As friends and celebrities now remember Hugh Hefner, they are sharing stories of their visits to “the mansion” and perhaps their own exploits of illicit debauchery in the infamous grotto. And who has not seen the hedonistic grand marshal of them all on television, in music videos, and in movies? The image of the ever-suave “Hef,” only clad in his ubiquitous silk robe and smoking a pipe, wandering the grounds of the lavish Playboy mansion with a bevy of playmates is forever ingrained in American pop culture.
Very few associate the infamous Playboy magazine publisher as a romantic who was once devastated by the sexual betrayal of his first wife, Mildred Williams, that he called “the single most devastating experience of my life.” Who was Mille Williams, what did she do to break Hef’s heart, and how did this lead him to become the “serial ladies man” that everyone associates with the name Hugh Hefner?
Mildred “Millie” Williams and Hugh Hefner were childhood sweethearts after meeting at Northwestern. They always planned to marry, but after college, he spent two years in the army working as a reporter. Then, in 1949, the couple finally married.
According to the Hollywood Reporter, just a few days before marriage, Hef, who had saved himself for marriage, was “devastated” when he discovered that Millie had an affair when he was in the military. He reportedly felt destroyed that she was more experienced than him, and metaphorically, the other man was always in the bedroom with the couple.
Feeling guilty about her betrayal, Millie encouraged Hefner to have liaisons with other women. Despite this very shocking open marriage during a very conservative era in America, the couple did have two children, Christine and David.

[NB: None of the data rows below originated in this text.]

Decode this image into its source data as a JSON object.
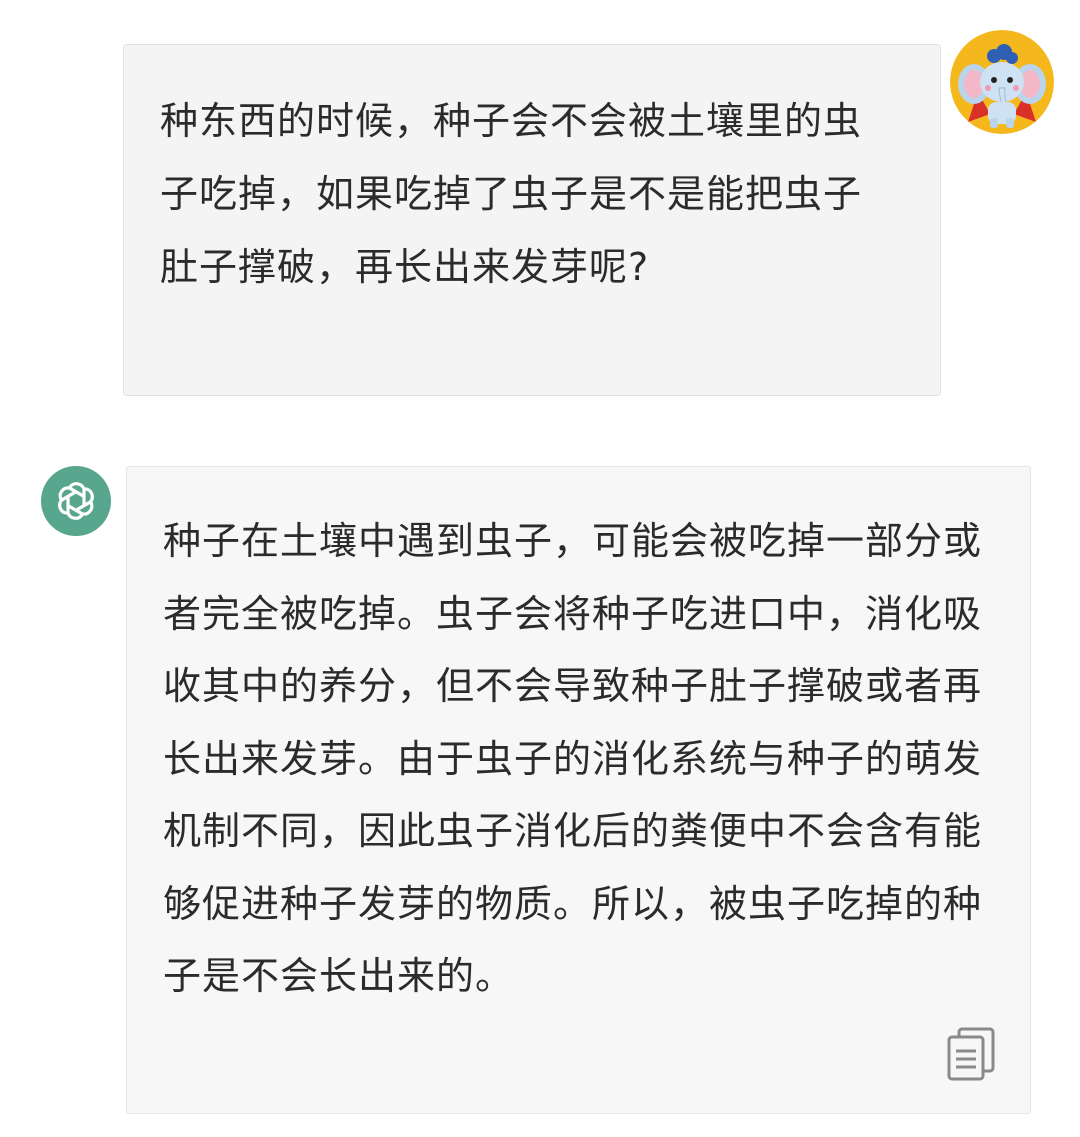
{
  "conversation": {
    "user_message": {
      "text": "种东西的时候，种子会不会被土壤里的虫子吃掉，如果吃掉了虫子是不是能把虫子肚子撑破，再长出来发芽呢?",
      "avatar_icon": "elephant-avatar-icon"
    },
    "assistant_message": {
      "text": "种子在土壤中遇到虫子，可能会被吃掉一部分或者完全被吃掉。虫子会将种子吃进口中，消化吸收其中的养分，但不会导致种子肚子撑破或者再长出来发芽。由于虫子的消化系统与种子的萌发机制不同，因此虫子消化后的粪便中不会含有能够促进种子发芽的物质。所以，被虫子吃掉的种子是不会长出来的。",
      "avatar_icon": "openai-logo-icon",
      "avatar_color": "#58a68d",
      "copy_icon": "copy-icon"
    }
  },
  "colors": {
    "user_bubble_bg": "#f4f4f4",
    "assistant_bubble_bg": "#f7f7f7",
    "text": "#2b2b2b"
  }
}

Mildred Williams and Hugh Hefner married in 1949 pic.twitter.com/aYLAgSIhXH— GirlsFromPlayboy (@ClassyLadys_) December 29, 2013

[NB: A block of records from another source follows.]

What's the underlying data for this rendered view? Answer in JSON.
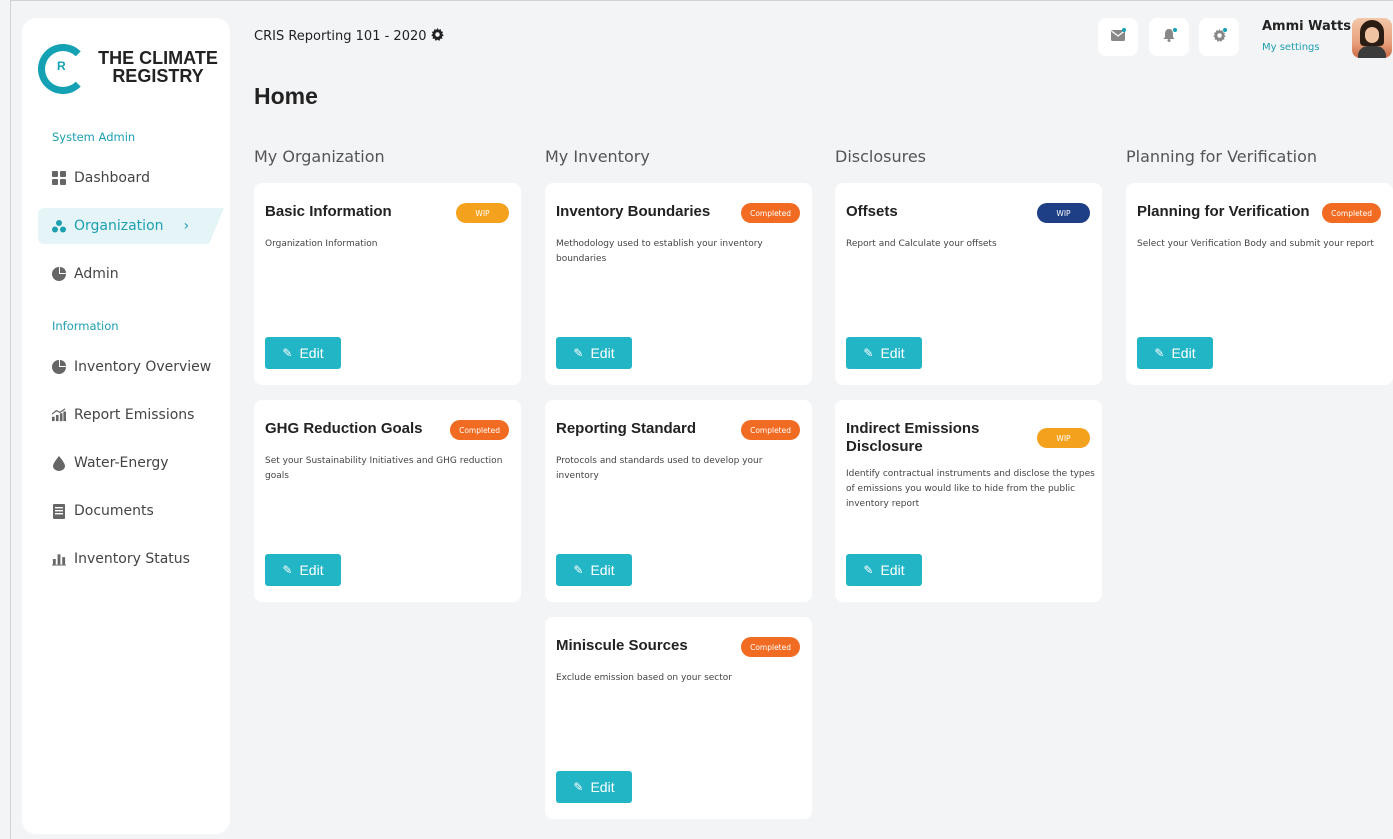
{
  "brand": {
    "mark_letter": "R",
    "name_line1": "THE CLIMATE",
    "name_line2": "REGISTRY",
    "color": "#14a1b4"
  },
  "sidebar": {
    "section_admin": "System Admin",
    "section_info": "Information",
    "items": [
      {
        "label": "Dashboard",
        "icon": "grid-icon"
      },
      {
        "label": "Organization",
        "icon": "org-icon",
        "active": true
      },
      {
        "label": "Admin",
        "icon": "pie-icon"
      },
      {
        "label": "Inventory Overview",
        "icon": "pie-icon"
      },
      {
        "label": "Report Emissions",
        "icon": "chart-icon"
      },
      {
        "label": "Water-Energy",
        "icon": "drop-icon"
      },
      {
        "label": "Documents",
        "icon": "document-icon"
      },
      {
        "label": "Inventory Status",
        "icon": "bar-chart-icon"
      }
    ]
  },
  "header": {
    "breadcrumb": "CRIS Reporting 101 - 2020",
    "page_title": "Home",
    "user_name": "Ammi Watts",
    "user_settings": "My settings"
  },
  "columns": [
    {
      "title": "My Organization"
    },
    {
      "title": "My Inventory"
    },
    {
      "title": "Disclosures"
    },
    {
      "title": "Planning for Verification"
    }
  ],
  "cards": {
    "basic_info": {
      "title": "Basic Information",
      "badge": "WIP",
      "desc": "Organization Information",
      "edit": "Edit"
    },
    "ghg_goals": {
      "title": "GHG Reduction Goals",
      "badge": "Completed",
      "desc": "Set your Sustainability Initiatives and GHG reduction goals",
      "edit": "Edit"
    },
    "inv_boundaries": {
      "title": "Inventory Boundaries",
      "badge": "Completed",
      "desc": "Methodology used to establish your inventory boundaries",
      "edit": "Edit"
    },
    "reporting_std": {
      "title": "Reporting Standard",
      "badge": "Completed",
      "desc": "Protocols and standards used to develop your inventory",
      "edit": "Edit"
    },
    "miniscule": {
      "title": "Miniscule Sources",
      "badge": "Completed",
      "desc": "Exclude emission based on your sector",
      "edit": "Edit"
    },
    "offsets": {
      "title": "Offsets",
      "badge": "WIP",
      "desc": "Report and Calculate your offsets",
      "edit": "Edit"
    },
    "indirect": {
      "title": "Indirect Emissions Disclosure",
      "badge": "WIP",
      "desc": "Identify contractual instruments and disclose the types of emissions you would like to hide from the public inventory report",
      "edit": "Edit"
    },
    "planning": {
      "title": "Planning for Verification",
      "badge": "Completed",
      "desc": "Select your Verification Body and submit your report",
      "edit": "Edit"
    }
  },
  "colors": {
    "wip": "#f4a21e",
    "completed": "#f26b22",
    "wip_dark": "#1e3f86",
    "edit": "#22b5c6",
    "accent": "#1c9fb0"
  }
}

Hugh and Mildred’s marriage only lasted a decade, yet during this period, Hefner began Playboy magazine. Soon, the world changed, and Hugh Hefner was part of the change. Between the invention of the pill and the openness of the 60s, Hef’s life became one big bachelor party.

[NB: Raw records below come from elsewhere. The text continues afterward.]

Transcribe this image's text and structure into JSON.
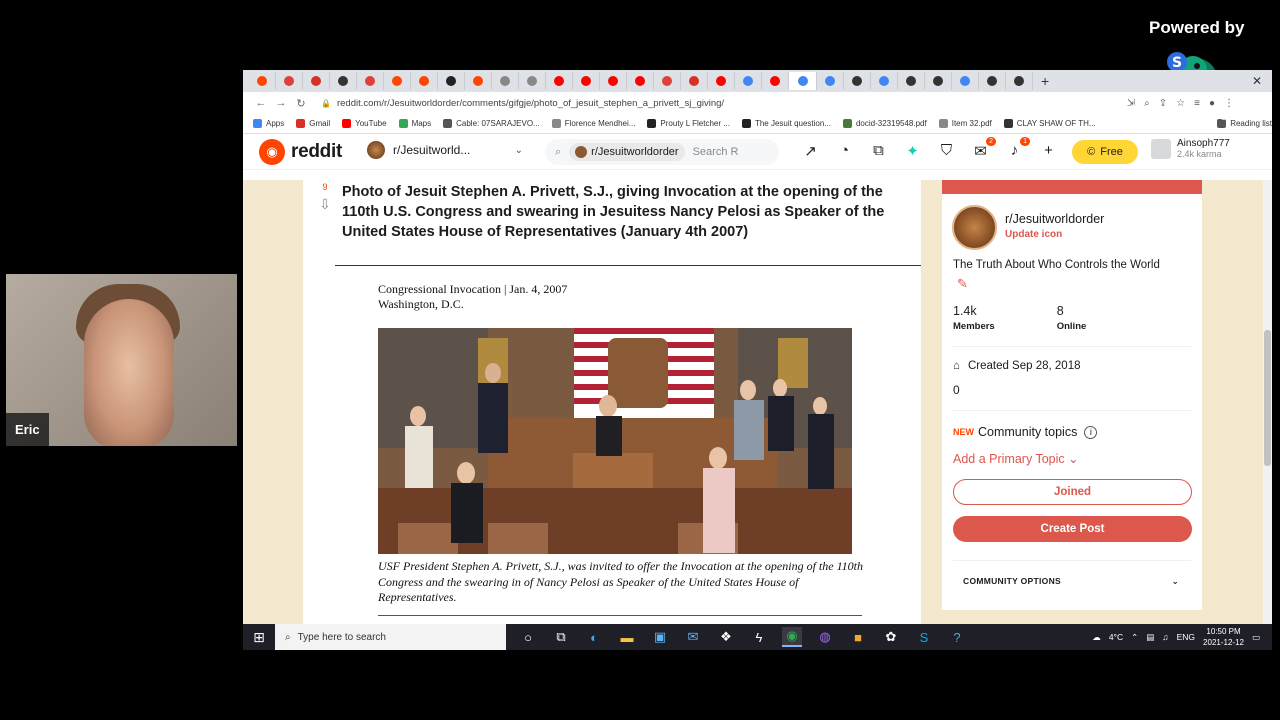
{
  "overlay": {
    "powered_by": "Powered by",
    "watermark": "StreamYard",
    "participant_name": "Eric"
  },
  "browser": {
    "url": "reddit.com/r/Jesuitworldorder/comments/gifgje/photo_of_jesuit_stephen_a_privett_sj_giving/",
    "tabs": [
      {
        "color": "#ff4500"
      },
      {
        "color": "#e0403a"
      },
      {
        "color": "#d93025"
      },
      {
        "color": "#333333"
      },
      {
        "color": "#e0403a"
      },
      {
        "color": "#ff4500"
      },
      {
        "color": "#ff4500"
      },
      {
        "color": "#222222"
      },
      {
        "color": "#ff4500"
      },
      {
        "color": "#888888"
      },
      {
        "color": "#888888"
      },
      {
        "color": "#ff0000"
      },
      {
        "color": "#ff0000"
      },
      {
        "color": "#ff0000"
      },
      {
        "color": "#ff0000"
      },
      {
        "color": "#e0403a"
      },
      {
        "color": "#d93025"
      },
      {
        "color": "#ff0000"
      },
      {
        "color": "#4285f4"
      },
      {
        "color": "#ff0000"
      },
      {
        "color": "#4285f4"
      },
      {
        "color": "#4285f4"
      },
      {
        "color": "#333333"
      },
      {
        "color": "#4285f4"
      },
      {
        "color": "#333333"
      },
      {
        "color": "#333333"
      },
      {
        "color": "#4285f4"
      },
      {
        "color": "#333333"
      },
      {
        "color": "#333333"
      }
    ],
    "bookmarks": [
      {
        "label": "Apps",
        "color": "#4285f4"
      },
      {
        "label": "Gmail",
        "color": "#d93025"
      },
      {
        "label": "YouTube",
        "color": "#ff0000"
      },
      {
        "label": "Maps",
        "color": "#34a853"
      },
      {
        "label": "Cable: 07SARAJEVO...",
        "color": "#555555"
      },
      {
        "label": "Florence Mendhei...",
        "color": "#888888"
      },
      {
        "label": "Prouty L Fletcher ...",
        "color": "#222222"
      },
      {
        "label": "The Jesuit question...",
        "color": "#222222"
      },
      {
        "label": "docid-32319548.pdf",
        "color": "#4a7a3a"
      },
      {
        "label": "Item 32.pdf",
        "color": "#888888"
      },
      {
        "label": "CLAY SHAW OF TH...",
        "color": "#333333"
      },
      {
        "label": "Reading list",
        "color": "#555555"
      }
    ]
  },
  "reddit": {
    "wordmark": "reddit",
    "subreddit": "r/Jesuitworld...",
    "search_scope": "r/Jesuitworldorder",
    "search_placeholder": "Search R",
    "free_label": "Free",
    "badge_chat": "2",
    "badge_notif": "1",
    "username": "Ainsoph777",
    "karma": "2.4k karma"
  },
  "post": {
    "score": "9",
    "title": "Photo of Jesuit Stephen A. Privett, S.J., giving Invocation at the opening of the 110th U.S. Congress and swearing in Jesuitess Nancy Pelosi as Speaker of the United States House of Representatives (January 4th 2007)",
    "doc_line1": "Congressional Invocation | Jan. 4, 2007",
    "doc_line2": "Washington, D.C.",
    "caption": "USF President Stephen A. Privett, S.J., was invited to offer the Invocation at the opening of the 110th Congress and the swearing in of Nancy Pelosi as Speaker of the United States House of Representatives."
  },
  "sidebar": {
    "name": "r/Jesuitworldorder",
    "update_icon": "Update icon",
    "description": "The Truth About Who Controls the World",
    "members_count": "1.4k",
    "members_label": "Members",
    "online_count": "8",
    "online_label": "Online",
    "created": "Created Sep 28, 2018",
    "zero": "0",
    "new_tag": "NEW",
    "community_topics": "Community topics",
    "add_topic": "Add a Primary Topic",
    "joined_label": "Joined",
    "create_post_label": "Create Post",
    "community_options": "COMMUNITY OPTIONS",
    "accent": "#dc574c"
  },
  "taskbar": {
    "search_placeholder": "Type here to search",
    "temperature": "4°C",
    "language": "ENG",
    "time": "10:50 PM",
    "date": "2021-12-12"
  }
}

Just a few years back, Hugh Hefner confessed to the Daily Mail that at 85, “I never really found my soulmate.” It seemed quite bittersweet that the man who knew and cavorted with some of the most beautiful women in modern history still didn’t find the love what he desired.
What do you think is the biggest contribution of Hugh Hefner? Do you think that Mildred Williams’ betrayal and suggestion that they have an open marriage had something to do with Playboy, the clubs, mansion and his infamous lifestyle? Are you surprised to find that Hef considered himself a romantic? Please share your opinions below.
[Featured Image by David Westing/Getty Images]